During the Hyperion Studio era, Mickey Mouse made his debut in Steamboat Willie (1928) and Disney released the first feature-length animated film, Snow White and the Seven Dwarfs (1937). It's easy to see the Storybook influence of the Tam and the Snow White Cottages (which housed Disney employees) in the design of the Cottage of the Seven Dwarfs.
In October 2022, Imagineer and Executive Creative Designer, Chris Turner presented an original painting to the Tam that celebrates the restaurant's centennial and its long relationship with Disney. The piece was inspired by the Tam's unique interior, including the staff’s signature tartan uniforms.
A caricature of Lawrence Frank in full Scottish regalia - created by legendary Imagineer John Hench and signed by Disney in 1958 - is displayed in the reception area.

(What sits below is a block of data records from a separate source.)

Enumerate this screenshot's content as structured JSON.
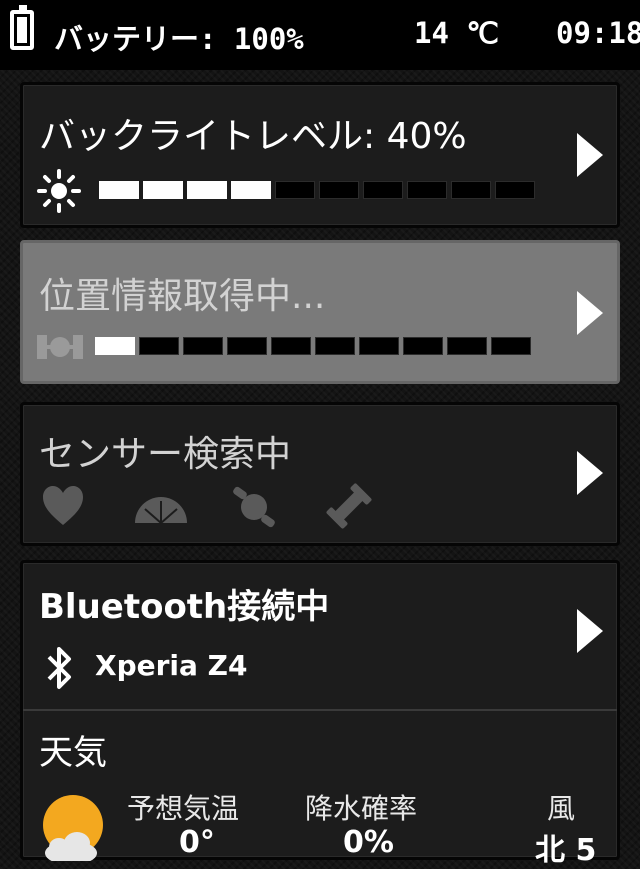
{
  "status_bar": {
    "battery_label": "バッテリー: 100%",
    "battery_level": 1.0,
    "temperature": "14 ℃",
    "time": "09:18"
  },
  "backlight": {
    "title": "バックライトレベル: 40%",
    "level_segments_on": 4,
    "level_segments_total": 10,
    "icon": "sun-icon"
  },
  "gps": {
    "title": "位置情報取得中...",
    "progress_segments_on": 1,
    "progress_segments_total": 10,
    "icon": "satellite-icon"
  },
  "sensors": {
    "title": "センサー検索中",
    "icons": [
      "heart-icon",
      "speedometer-icon",
      "cadence-icon",
      "dumbbell-icon"
    ]
  },
  "bluetooth": {
    "title": "Bluetooth接続中",
    "device": "Xperia Z4",
    "icon": "bluetooth-icon"
  },
  "weather": {
    "title": "天気",
    "icon": "partly-cloudy-icon",
    "columns": [
      {
        "label": "予想気温",
        "value": "0°"
      },
      {
        "label": "降水確率",
        "value": "0%"
      },
      {
        "label": "風",
        "value": "北 5"
      }
    ]
  },
  "colors": {
    "background": "#141414",
    "card": "#1c1c1c",
    "card_active": "#7a7a7a",
    "accent_sun": "#f3a81f"
  }
}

Like its fellow 100-year restaurants, the Tam O'Shanter has stood the test of time by eschewing food trends and serving up classics like Scotch Rarebit and Fish & Chips. Toad in the Hole (Yorkshire pudding filled with diced filet of beef, carrots, onions, kale, Guinness gravy) first appeared on the menu in 1959 and is still one of the Tam's most popular dishes. The Lawry's Prime Rib selections include the popular Tam O'Shanter Cut and the bone-in, extra thick Prince Charlie Cut. There's also a Pan-Seared Salmon and a veg-friendly entree of Herb-Roasted Root Vegetables with beets, parsnips, onions, carrots, arugula, and goat cheese.
The Tam was renamed The Great Scot in 1968 (it went back to its original name in 1982) and debuted the Ale & Sandwich Bar, which is open for lunch Monday to Friday. Sip a proper pint of one of the rotating local handles, and nosh on The Prime Rib on a kaiser roll, served with beets, pickles, and peanut coleslaw. Build your own sandwich with options like brisket, corned beef, turkey, or pork roast; and kaiser, brioche or rye bread.
"Freedom an’ whisky gang thegither! Take aff your dram!" ~ Robert Burns
In the 1950s, the Tam installed the original Great Wall O’ Scotch to showcase bottles that Lawrence Frank and Walter Van de Kamp collected on their trips abroad. The wall has since grown to a renowned collection of more than 650 whiskies, including the exclusive Benromach 11-year, Tam O'Shanter Cask #938. Whisky Flights range from Superb Blends to Rare Whisky to Extremely Rare, which features a trio of closed distilleries: Cambus, Caperdonich, and Pittyvaich.
The Tam is a star in its own right, with appearances in TV shows like Mad Men (the Season 7 episode "New Business"), Dwight's bachelor party in The Office series finale, and "Dream On" from Season 1 of Glee, when Will Schuester (Matthew Morrison) and Bryan Ryan (Neil Patrick Harris) meet up for a drink and belt out Billy Joel’s "Piano Man."
In the 1930s, a large neon lightning bolt was installed above the Tam. According to the Tam's blog, the lightning bolt was a direct reference to the Burns poem - a farmer named Tam o' Shanter heads home from the pub and narrowly escapes a band of angry witches as “the lightnings flash from pole to pole / near and more near the thunders roll.”
As the Tam O'Shanter begins its second century, that lightning bolt continues to shine like a beacon, inviting locals and visitors alike to experience one of LA's most iconic restaurants.
2980 Los Feliz Blvd.
Los Angeles, CA 90039